Here’s more from the AL East:
- Key Orioles hurlers Chris Tillman (shoulder) and Zach Britton (oblique) appear to be progressing as hoped. As Jon Meoli of the Baltimore Sun tweets, the pair of hurlers just completed bullpens without issue, though it’s still not known when they’ll be ready for competitive action. Needless to say, the O’s are counting heavily on both pitchers, and will hope to see them take the mound in a spring contest sooner than later. For the time being, though, it’s encouraging that they’re continuing to maintain forward momentum.
- Much the same situation holds true with regard to Red Sox southpaw David Price, who recently was diagnosed with a flexor strain and bone spurs. While it has only been a few days, he could be ready to throw again as soon as Friday if he feels up to it, manager John Farrell told reporters including Michael Silverman of the Boston Herald (via Twitter). It still seems hard to imagine that Price will be able to ramp up in time to be ready for Opening Day — at least, while maintaining a sufficiently cautious approach — but the Red Sox are no doubt concerned more with avoiding any hiccups on his way back.

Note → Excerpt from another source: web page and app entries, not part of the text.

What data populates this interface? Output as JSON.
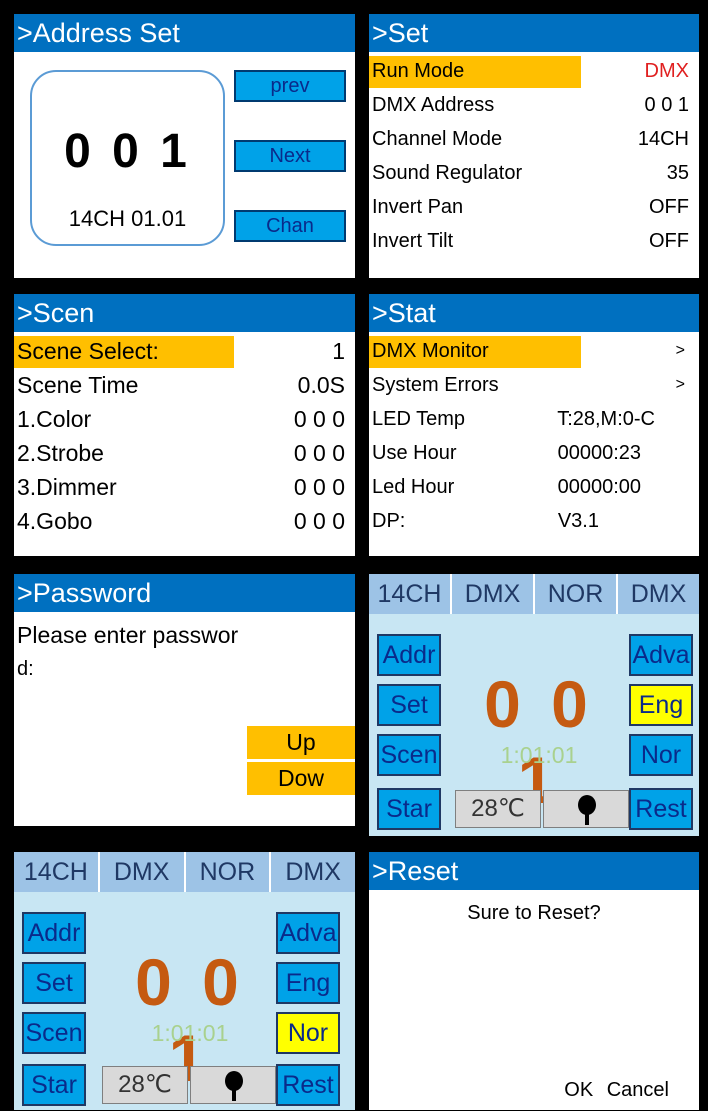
{
  "address_set": {
    "title": ">Address Set",
    "value": "0 0 1",
    "subtitle": "14CH 01.01",
    "buttons": {
      "prev": "prev",
      "next": "Next",
      "chan": "Chan"
    }
  },
  "set": {
    "title": ">Set",
    "rows": [
      {
        "label": "Run Mode",
        "value": "DMX"
      },
      {
        "label": "DMX Address",
        "value": "0 0 1"
      },
      {
        "label": "Channel Mode",
        "value": "14CH"
      },
      {
        "label": "Sound Regulator",
        "value": "35"
      },
      {
        "label": "Invert Pan",
        "value": "OFF"
      },
      {
        "label": "Invert Tilt",
        "value": "OFF"
      }
    ],
    "highlight_color": "#ffbf00",
    "accent_value_color": "#e02020"
  },
  "scen": {
    "title": ">Scen",
    "rows": [
      {
        "label": "Scene Select:",
        "value": "1"
      },
      {
        "label": "Scene Time",
        "value": "0.0S"
      },
      {
        "label": "1.Color",
        "value": "0 0 0"
      },
      {
        "label": "2.Strobe",
        "value": "0 0 0"
      },
      {
        "label": "3.Dimmer",
        "value": "0 0 0"
      },
      {
        "label": "4.Gobo",
        "value": "0 0 0"
      }
    ]
  },
  "stat": {
    "title": ">Stat",
    "rows": [
      {
        "label": "DMX Monitor",
        "value": ">"
      },
      {
        "label": "System Errors",
        "value": ">"
      },
      {
        "label": "LED Temp",
        "value": "T:28,M:0-C"
      },
      {
        "label": "Use Hour",
        "value": "00000:23"
      },
      {
        "label": "Led Hour",
        "value": "00000:00"
      },
      {
        "label": "DP:",
        "value": "V3.1"
      }
    ]
  },
  "password": {
    "title": ">Password",
    "prompt_line1": "Please enter passwor",
    "prompt_line2": "d:",
    "buttons": {
      "up": "Up",
      "down": "Dow"
    }
  },
  "main_eng": {
    "status": [
      "14CH",
      "DMX",
      "NOR",
      "DMX"
    ],
    "left_buttons": [
      "Addr",
      "Set",
      "Scen",
      "Star"
    ],
    "right_buttons": [
      "Adva",
      "Eng",
      "Nor",
      "Rest"
    ],
    "selected": "Eng",
    "address": "0 0 1",
    "time": "1:01:01",
    "temperature": "28℃",
    "icon": "bulb-icon"
  },
  "main_nor": {
    "status": [
      "14CH",
      "DMX",
      "NOR",
      "DMX"
    ],
    "left_buttons": [
      "Addr",
      "Set",
      "Scen",
      "Star"
    ],
    "right_buttons": [
      "Adva",
      "Eng",
      "Nor",
      "Rest"
    ],
    "selected": "Nor",
    "address": "0 0 1",
    "time": "1:01:01",
    "temperature": "28℃",
    "icon": "bulb-icon"
  },
  "reset": {
    "title": ">Reset",
    "question": "Sure to Reset?",
    "ok": "OK",
    "cancel": "Cancel"
  },
  "colors": {
    "title_blue": "#0070c0",
    "button_blue": "#00a2e8",
    "highlight_orange": "#ffbf00",
    "selected_yellow": "#ffff00",
    "address_orange": "#c55a11",
    "time_green": "#a9d18e"
  }
}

- The Red Sox aren’t yet ready to declare Pablo Sandoval the starting third baseman, but Silverman argues the team ought to go ahead and acknowledge that fact. While the club couldn’t have been sure what it would see from Sandoval this spring, he has not only shown up in shape but has provided evidence that he’s ready to return to being an effective player. Whether Farrell is using the situation to maintain motivation, or has other reasons, he’s not ready to say that Sandoval has regained his job at the hot corner. And that’s just fine with Sandoval, who says that’s not his primary objective. “I do have goals, but my goals are to be healthy,” Sandoval tells Silverman. “If I’m healthy and continue to work, I think I can help my team win games.”